  • The use of poison to kill fish is very common, in both fresh and salt water, including many coral reefs systems worldwide. This method includes squirting cyanide or other poisons into reef crevices to stun fish, making them easy to catch.
  • The use of poison to catch fish kills all the organisms in the ecosystem, including the corals that help form the reef.
  • Sodium cyanide and bleach are the two most commonly used poisons. The impact of these poisons on the reef ranges from coral bleaching to death.
  • Cyanide fishing is used on the now-devastated reefs of the Philippines – where an estimated 65 tons of cyanide are poured into the sea each year.
  • The use of explosives for blast fishing is also on the rise globally. Explosions can produce very large craters, devastating between 10 and 20 square meters of the sea floor.
Dynamite Fishing
  • Dynamite fishing or “blast” fishing, is often carried out with bombs created from locally available materials. Fish are killed by the shock waves from the blast and are then skimmed off the surface or collected from the bottom by divers.

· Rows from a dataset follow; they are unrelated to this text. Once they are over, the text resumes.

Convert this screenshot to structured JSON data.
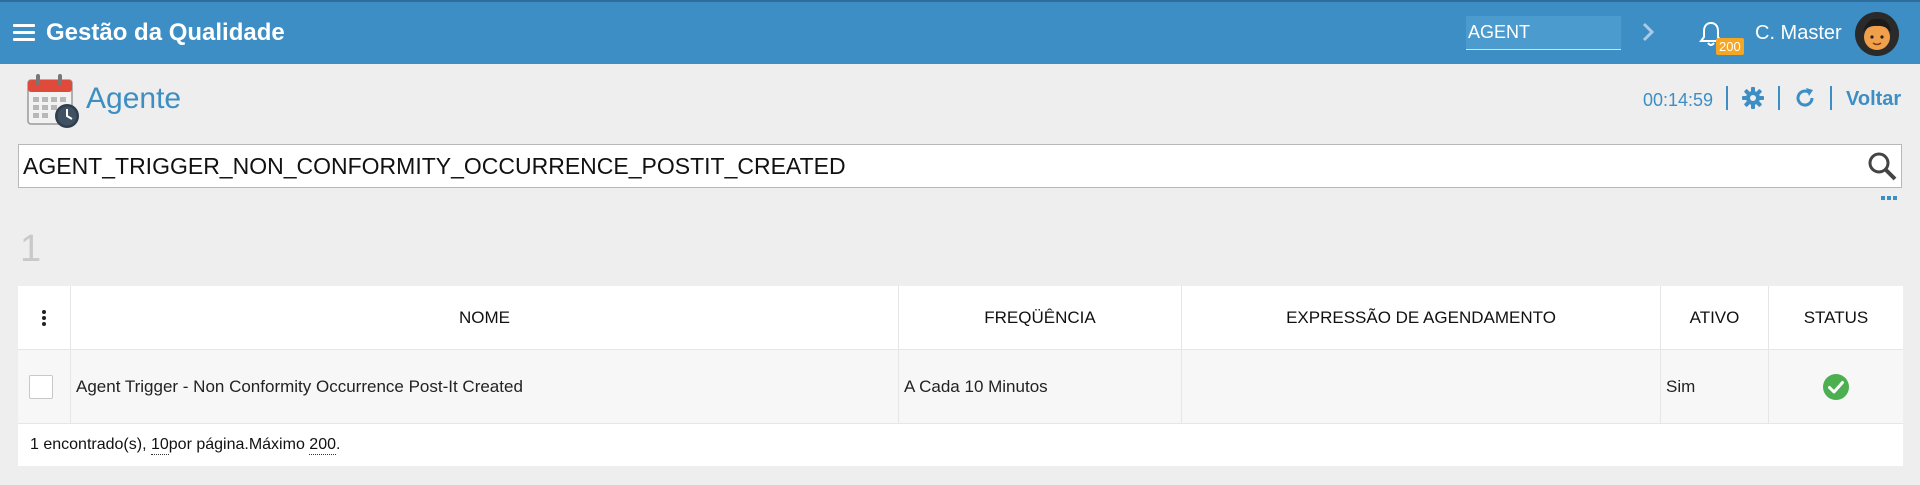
{
  "topbar": {
    "app_title": "Gestão da Qualidade",
    "agent_input_value": "AGENT",
    "notification_count": "200",
    "user_name": "C. Master",
    "bg_color": "#3d8ec4"
  },
  "header": {
    "title": "Agente",
    "timer": "00:14:59",
    "back_label": "Voltar"
  },
  "search": {
    "value": "AGENT_TRIGGER_NON_CONFORMITY_OCCURRENCE_POSTIT_CREATED"
  },
  "result_count": "1",
  "table": {
    "columns": [
      "NOME",
      "FREQÜÊNCIA",
      "EXPRESSÃO DE AGENDAMENTO",
      "ATIVO",
      "STATUS"
    ],
    "rows": [
      {
        "nome": "Agent Trigger - Non Conformity Occurrence Post-It Created",
        "frequencia": "A Cada 10 Minutos",
        "expressao": "",
        "ativo": "Sim",
        "status": "success-check-icon"
      }
    ],
    "footer": {
      "found": "1 encontrado(s), ",
      "per_page": "10",
      "per_page_suffix": " por página.",
      "max_label": "Máximo ",
      "max_value": "200",
      "end": "."
    }
  },
  "icons": [
    "menu-icon",
    "chevron-right-icon",
    "bell-icon",
    "avatar",
    "calendar-clock-icon",
    "gear-icon",
    "refresh-icon",
    "search-icon",
    "more-dots-icon",
    "column-options-icon",
    "success-check-icon"
  ],
  "colors": {
    "accent": "#3d8ec4",
    "success": "#4caf50",
    "badge": "#f5a623"
  }
}
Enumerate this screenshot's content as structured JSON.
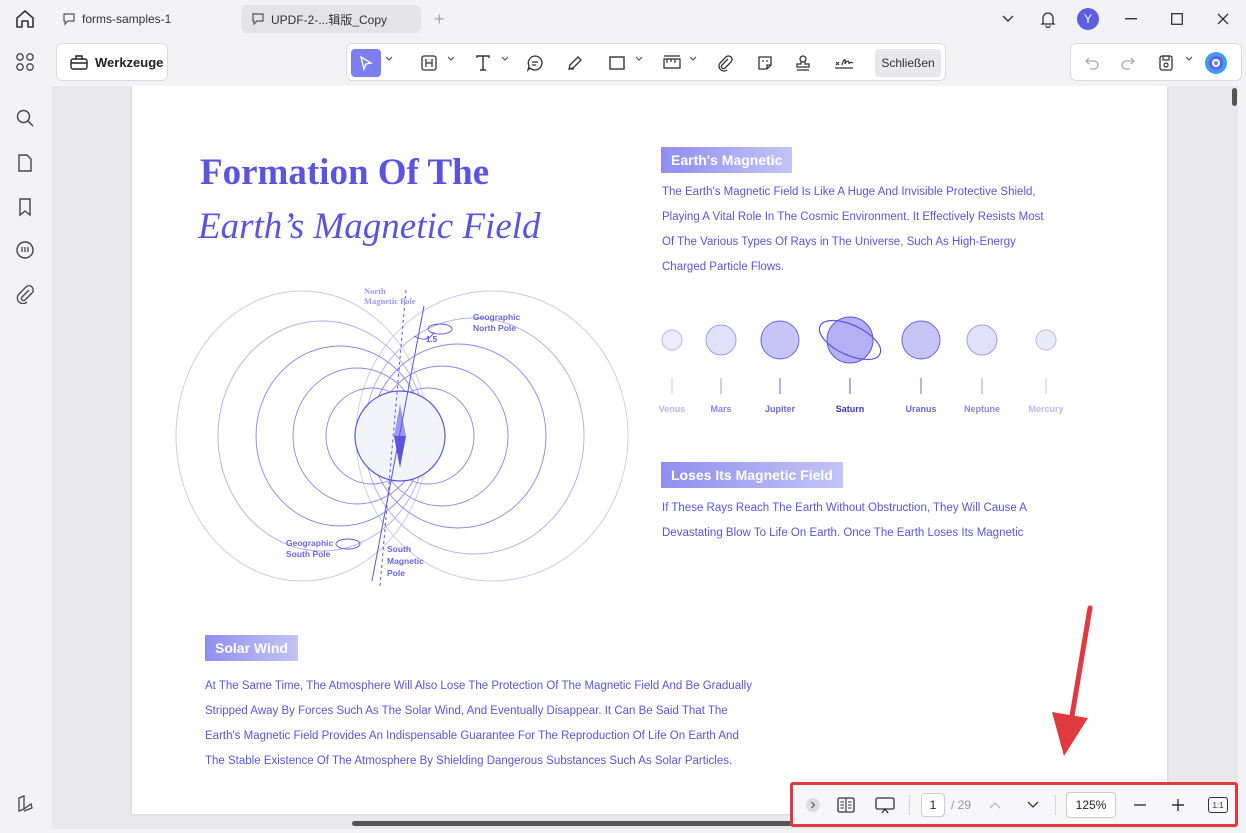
{
  "tabs": [
    {
      "label": "forms-samples-1"
    },
    {
      "label": "UPDF-2-...辑版_Copy"
    }
  ],
  "user": {
    "initial": "Y"
  },
  "toolbar": {
    "werkzeuge_label": "Werkzeuge",
    "close_label": "Schließen"
  },
  "document": {
    "title_line1": "Formation Of The",
    "title_line2": "Earth’s Magnetic Field",
    "diagram_labels": {
      "north_magnetic_pole": [
        "North",
        "Magnetic Pole"
      ],
      "geographic_north_pole": [
        "Geographic",
        "North Pole"
      ],
      "angle": "1.5",
      "geographic_south_pole": [
        "Geographic",
        "South Pole"
      ],
      "south_magnetic_pole": [
        "South",
        "Magnetic",
        "Pole"
      ]
    },
    "section1": {
      "heading": "Earth's Magnetic",
      "lines": [
        "The Earth's Magnetic Field Is Like A Huge And Invisible Protective Shield,",
        "Playing A Vital Role In The Cosmic Environment. It Effectively Resists Most",
        "Of The Various Types Of Rays in The Universe, Such As High-Energy",
        "Charged Particle Flows."
      ]
    },
    "planets": [
      "Venus",
      "Mars",
      "Jupiter",
      "Saturn",
      "Uranus",
      "Neptune",
      "Mercury"
    ],
    "section2": {
      "heading": "Loses Its Magnetic Field",
      "lines": [
        "If These Rays Reach The Earth Without Obstruction, They Will Cause A",
        "Devastating Blow To Life On Earth. Once The Earth Loses Its Magnetic"
      ]
    },
    "section3": {
      "heading": "Solar Wind",
      "lines": [
        "At The Same Time, The Atmosphere Will Also Lose The Protection Of The Magnetic Field And Be Gradually",
        "Stripped Away By Forces Such As The Solar Wind, And Eventually Disappear. It Can Be Said That The",
        "Earth's Magnetic Field Provides An Indispensable Guarantee For The Reproduction Of Life On Earth And",
        "The Stable Existence Of The Atmosphere By Shielding Dangerous Substances Such As Solar Particles."
      ]
    }
  },
  "navigation": {
    "current_page": "1",
    "total_pages": "/ 29",
    "zoom": "125%",
    "fit_label": "1:1"
  },
  "colors": {
    "accent": "#5b54e0",
    "highlight": "#e0393e"
  }
}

  • Dynamite fishing not only target fish, but all the other surrounding fauna, flora and marine species. In coral reefs, reconstruction of the damaged habitats can take decades.
  • These explosions not only kill large numbers of fish and other marine organisms in the vicinity, but they also destroy the physical structure of coral reefs.
  • On average, a 1-kilogram (35 ounce) beer bottle bomb can leave a crater of approximately 1 to 2 meters in diameter, killing 50 to 80 percent of the coral in that area.
  • It can take several hundred years for a coral reef to rebuild after the use of explosives. Although illegal, dynamite fishing is practiced in up to 30 countries in Southeast Asia and Oceania and is also common in Eastern Africa.
Ghost Fishing
  • Ghost fishing is the result of nets and other fishing materials that are accidentally or intentionally abandoned in the sea.
  • These nets continue to senselessly trap fish and shellfish and even large marine mammals, which die of exhaustion or suffocation after struggling to get to the surface to breathe.
  • The problem of abandoned or lost equipment has been amplified by increased fishing activity and the introduction of nets and line made from long-lasting synthetic material.